NIOSH Testing Standards
The National Institute for Occupational Health and Safety (NIOSH) is responsible for conducting research and makes recommendations in prevention worker illness and injury. NIOSH inspects, tests and approves respirators once they have been evaluated in the laboratory. All requirements must be met according to Title 42, Code of Federal Regulations, Part 84 and a manufacturer’s quality plan is must be deemed satisfactory.
There are three classes of filters that are certified by NIOSH: N-, R- and P-series along with three levels of filter efficiency—95%, 99% and 99.97%. The filter tests will all utilize an aerosol size of 0.3 µm. N-series will be tested against a mild degrading aerosol of sodium chloride (NaCl). The R- and P- series are tested against a highly degrading aerosol of dioctylphthalate (DOP) with a particle size of 0.3 µm. Airflow rate of 85L/min is used to represent a moderately-high work rate and an initial breathing resistance should not exceed 35mm water column (measurement of small pressure differences) height pressure. An initial exhalation resistance should not exceed 25mm of water column height pressure and conditioning must be at 85% relative humidity at 38°C for 24hrs prior to testing. Aerosol loading is also conducted at 200mg—which represents a very high workplace exposure.
When it comes to usage, N-series filters are not resistant to oils, R-series filters are somewhat resistant to oils and P-series filters are strongly resistant to oils. A filter’s performance is crucial to providing a high level of performance to the overall facepiece. A good fit to the face alone will not be sufficient as a good filter.
|Filter Designation||Minimum Efficiency||Test Agent||Maximum Test Challenge Loading|
|N100||99.97%||NaCl||200 mg filter loading|
|N99||99%||NaCl||200 mg filter loading|
|N95||95%||NaCl||200 mg filter loading|
|R100||99.97%||DOP||200 mg filter loading|
|R99||99%||DOP||200 mg filter loading|
|R95||95%||DOP||200 mg filter loading|
|P100||99.97%||DOP||Maximum filter degradation|
|P99||99%||DOP||Maximum filter degradation|
|P95||95%||DOP||Maximum filter degradation|

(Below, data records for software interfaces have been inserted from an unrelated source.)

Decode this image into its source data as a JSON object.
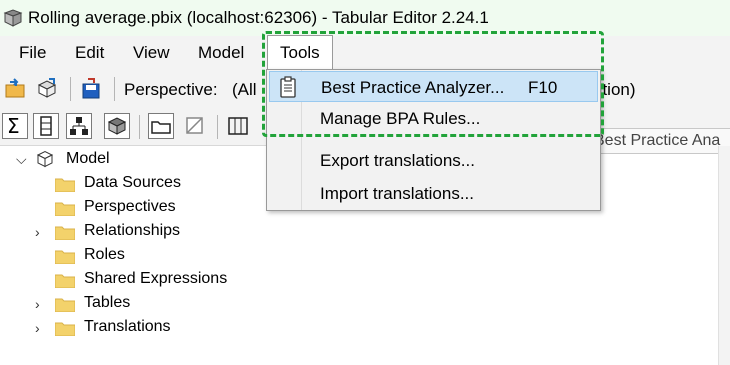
{
  "window": {
    "title": "Rolling average.pbix (localhost:62306) - Tabular Editor 2.24.1"
  },
  "menubar": {
    "items": [
      "File",
      "Edit",
      "View",
      "Model"
    ],
    "tools_label": "Tools"
  },
  "toolbar": {
    "perspective_label": "Perspective:",
    "perspective_value_left": "(All",
    "perspective_value_right": "ation)"
  },
  "tools_menu": {
    "items": [
      {
        "label": "Best Practice Analyzer...",
        "shortcut": "F10",
        "icon": "clipboard-icon"
      },
      {
        "label": "Manage BPA Rules...",
        "shortcut": ""
      },
      {
        "label": "Export translations...",
        "shortcut": ""
      },
      {
        "label": "Import translations...",
        "shortcut": ""
      }
    ]
  },
  "tooltip": {
    "text": "Best Practice Ana"
  },
  "tree": {
    "root": "Model",
    "children": [
      {
        "label": "Data Sources",
        "expandable": false
      },
      {
        "label": "Perspectives",
        "expandable": false
      },
      {
        "label": "Relationships",
        "expandable": true
      },
      {
        "label": "Roles",
        "expandable": false
      },
      {
        "label": "Shared Expressions",
        "expandable": false
      },
      {
        "label": "Tables",
        "expandable": true
      },
      {
        "label": "Translations",
        "expandable": true
      }
    ]
  },
  "colors": {
    "highlight": "#22a33a",
    "selection": "#cce4f7",
    "folder": "#f3d26b"
  }
}
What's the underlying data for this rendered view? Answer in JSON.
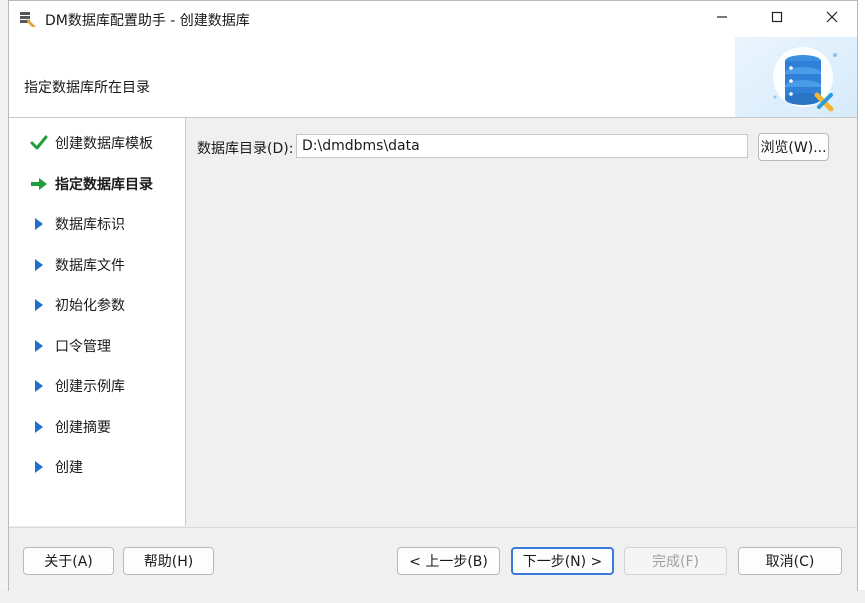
{
  "window": {
    "title": "DM数据库配置助手 - 创建数据库",
    "controls": [
      "minimize-icon",
      "maximize-icon",
      "close-icon"
    ]
  },
  "header": {
    "subtitle": "指定数据库所在目录",
    "art_icon": "database-gear-icon"
  },
  "steps": [
    {
      "label": "创建数据库模板",
      "status": "done",
      "icon": "check-icon"
    },
    {
      "label": "指定数据库目录",
      "status": "current",
      "icon": "arrow-right-icon"
    },
    {
      "label": "数据库标识",
      "status": "pending",
      "icon": "triangle-right-icon"
    },
    {
      "label": "数据库文件",
      "status": "pending",
      "icon": "triangle-right-icon"
    },
    {
      "label": "初始化参数",
      "status": "pending",
      "icon": "triangle-right-icon"
    },
    {
      "label": "口令管理",
      "status": "pending",
      "icon": "triangle-right-icon"
    },
    {
      "label": "创建示例库",
      "status": "pending",
      "icon": "triangle-right-icon"
    },
    {
      "label": "创建摘要",
      "status": "pending",
      "icon": "triangle-right-icon"
    },
    {
      "label": "创建",
      "status": "pending",
      "icon": "triangle-right-icon"
    }
  ],
  "form": {
    "dir_label": "数据库目录(D):",
    "dir_value": "D:\\dmdbms\\data",
    "browse_label": "浏览(W)..."
  },
  "footer": {
    "about": "关于(A)",
    "help": "帮助(H)",
    "prev": "< 上一步(B)",
    "next": "下一步(N) >",
    "finish": "完成(F)",
    "cancel": "取消(C)"
  },
  "colors": {
    "done": "#1e9e3c",
    "current": "#1e9e3c",
    "pending": "#1f6fd1",
    "default_button_border": "#3a7ad9"
  }
}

ASTM International. Standard Specification for Performance of Materials Used in Face Masks. Extrait de : https://www.astm.org/Standards/F2100.htm

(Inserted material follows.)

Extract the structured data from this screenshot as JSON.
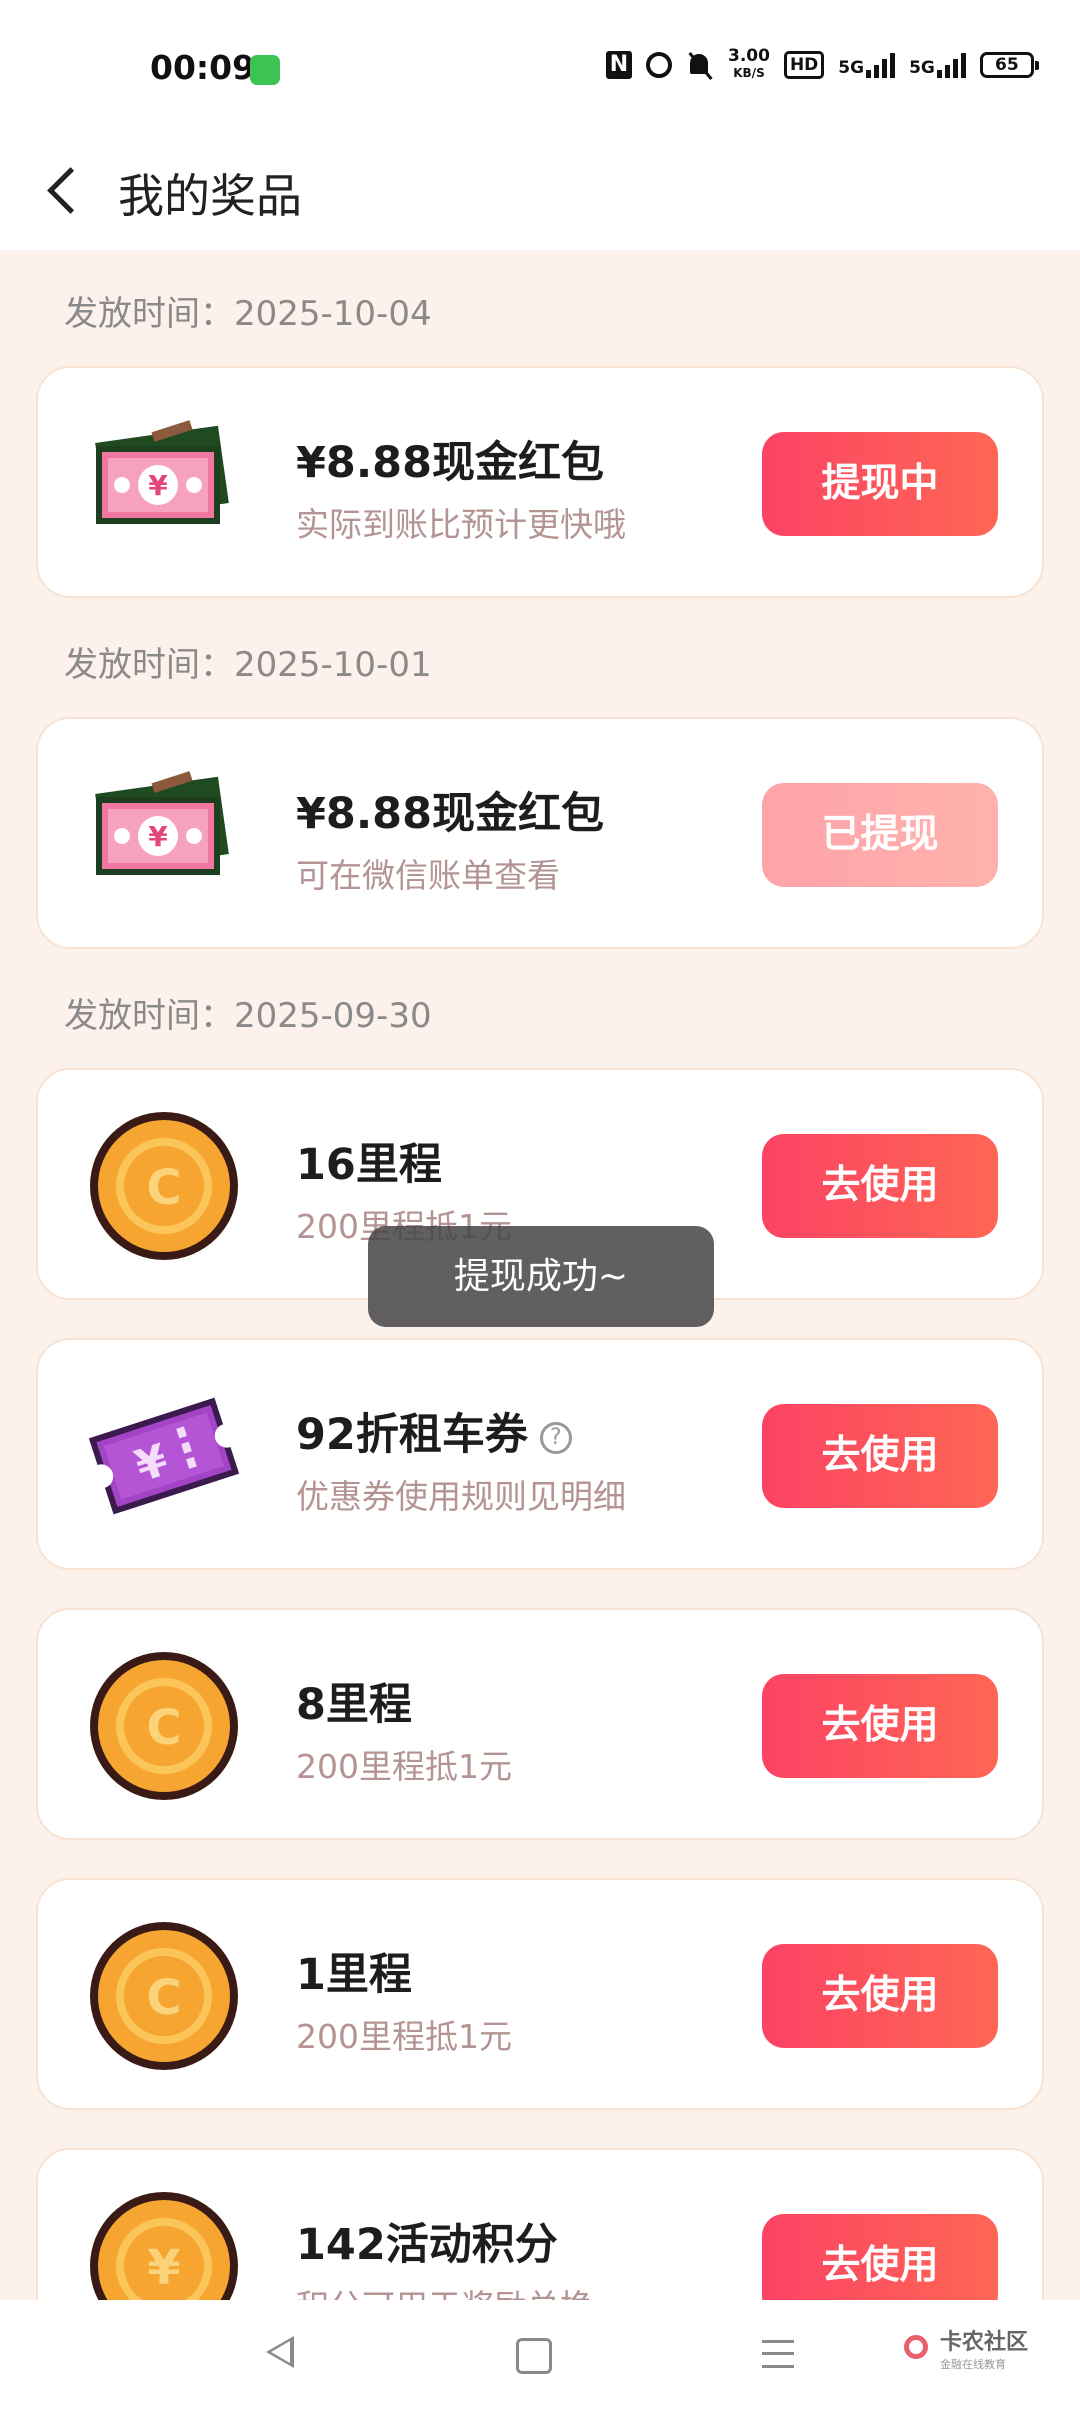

ASTM International. Standard Specification for Performance of Materials Used in Medical Face Masks. Extrait de : https://www.astm.org/DATABASE.CART/HISTORICAL/F2100-11R18.htm

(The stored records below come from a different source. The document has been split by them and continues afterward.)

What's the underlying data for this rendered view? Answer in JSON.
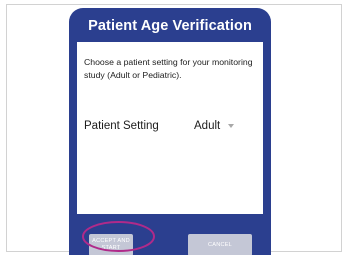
{
  "dialog": {
    "title": "Patient Age Verification",
    "instructions": "Choose a patient setting for your monitoring study (Adult or Pediatric).",
    "setting_label": "Patient Setting",
    "setting_value": "Adult"
  },
  "buttons": {
    "accept_label": "ACCEPT AND START",
    "cancel_label": "CANCEL"
  },
  "colors": {
    "header": "#2b3f8f",
    "button": "#c4c7d6",
    "highlight": "#b02a8a"
  },
  "icons": {
    "dropdown": "chevron-down-icon"
  }
}
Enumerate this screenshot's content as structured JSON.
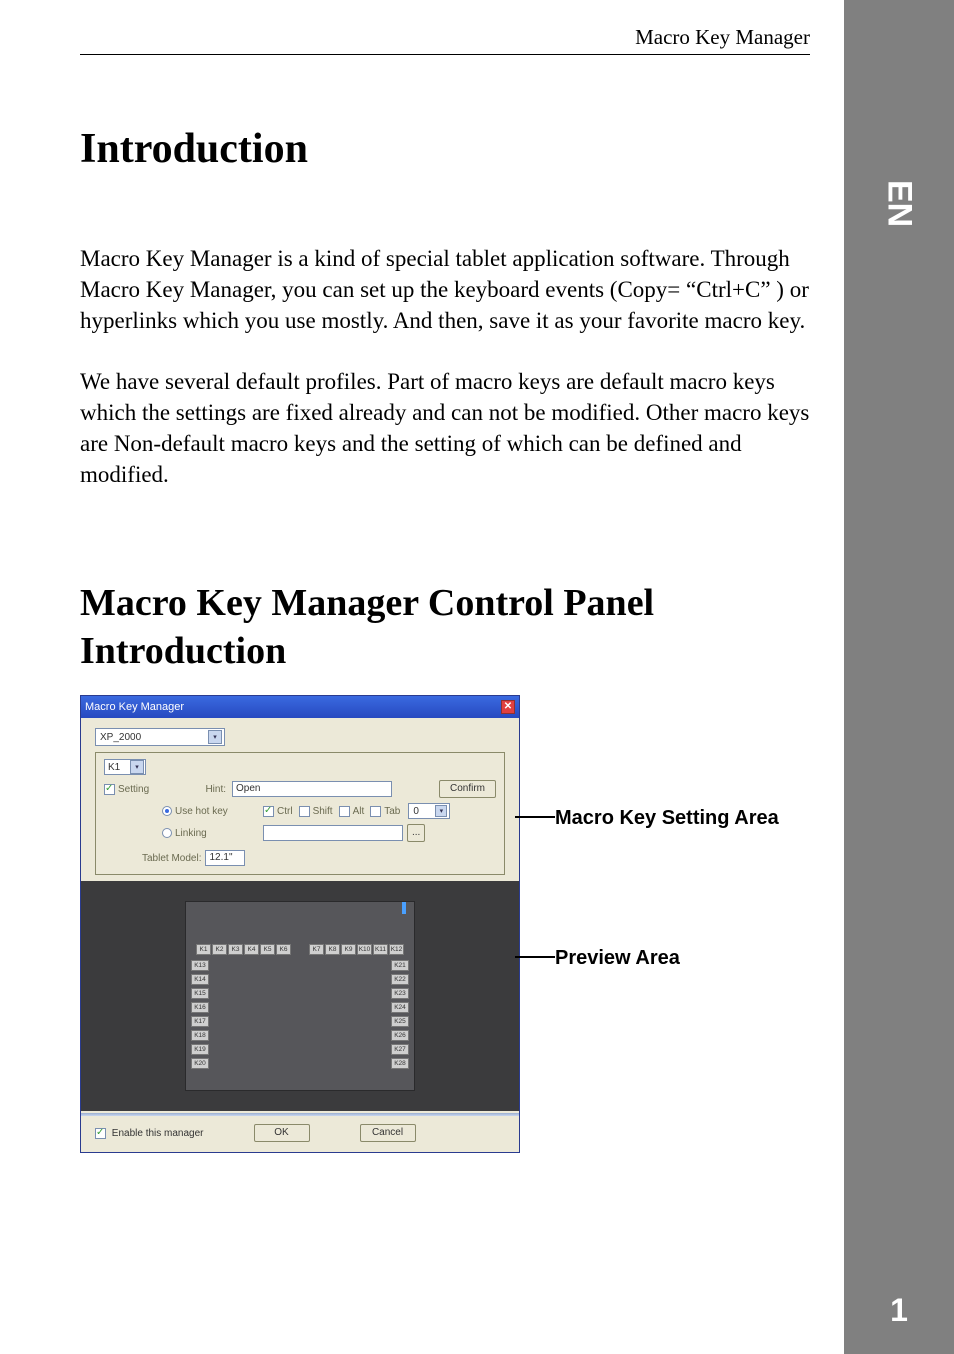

CDC (2006). Meaning of NIOSH Approval. Extrait de : https://www.cdc.gov/niosh/npptl/resources/pressrel/letters/lttr-031706.html
CDC (2011). NIOSH Factsheet. Extrait de : https://www.cdc.gov/niosh/docs/2011-179/pdfs/2011-179.pdf?id=10.26616/NIOSHPUB2011179
FDA. (2004). Surgical Masks- Pre-Market Notification Submissions. Extrait de : https://www.fda.gov/regulatory-information/search-fda-guidance-documents/surgical-masks-premarket-notification-510k-submissions#10
Nelson Labs (2019). Bacterial & Viral Filtration Efficiency. Extrait de : https://www.nelsonlabs.com/testing/bacterial-viral-filtration-efficiency-bfe-vfe/
U.S. Department of Health and Human Services. National Institute of Occupational Health and Safety Fact Sheet. Extrait de :
Industrial Safety & Hygiene News (2009). N-95 respirators and surgical masks: NIOSH and CDC recommendations. Extrait de : https://www.ishn.com/articles/88631-n95-respirators-and-surgical-masks-niosh-and-cdc-recommendations-